WASHINGTON - NASA Administrator Bill Nelson said Tuesday that he does not want China to become the front-runner in lunar exploration, warning that Beijing could act in space in a manner similar to its assertion of territorial claims in the South China Sea.
"We're in a space race with China," Nelson said at a press conference. "You see the actions of the Chinese government on Earth.
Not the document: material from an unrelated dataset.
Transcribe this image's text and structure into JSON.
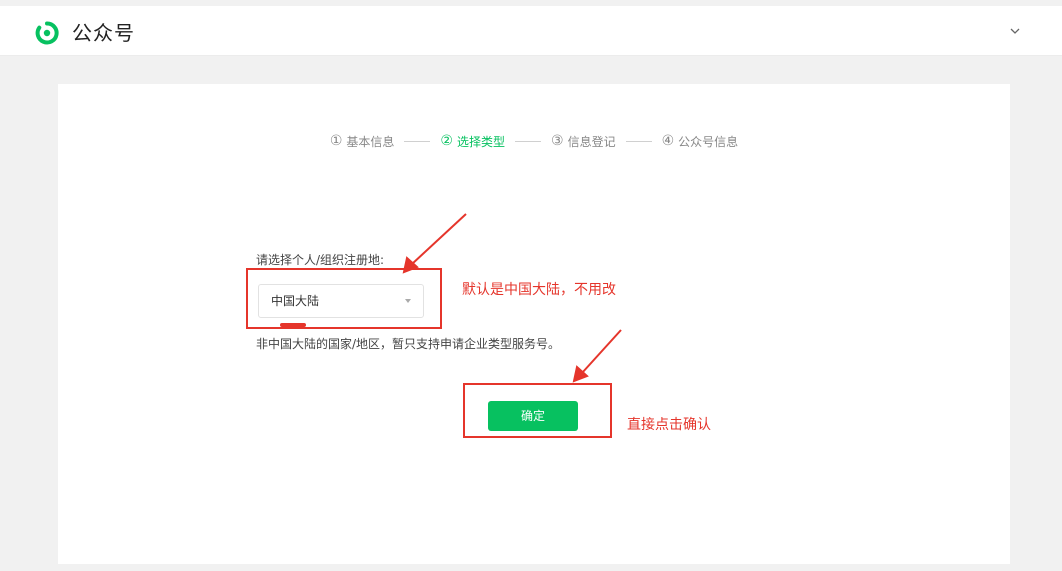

They go out and claim some international islands in the South China Sea and then they claim them as theirs and build military runways on them."
Nelson, who heads the National Aeronautics and Space Administration, made the remarks while speaking about the U.S-led Artemis project aimed at advancing lunar exploration and eventually returning humans to the Moon by 2025.
He stressed that the ideals of the Artemis Accords, a nonbinding set of principles for space exploration, are "the peaceful and cooperative uses of space together internationally."
The accords have been signed by 28 countries, including Australia, Britain, India, Japan and South Korea, but not China.
"So naturally, I don't want China to get to the (Moon's) south pole first with humans and then say 'this is ours, stay out,' like they've done with the Spratly Islands," Nelson said, referring to the large group of islets, shoals and reefs in the South China Sea, where Beijing has made sweeping territorial claims and built military outposts.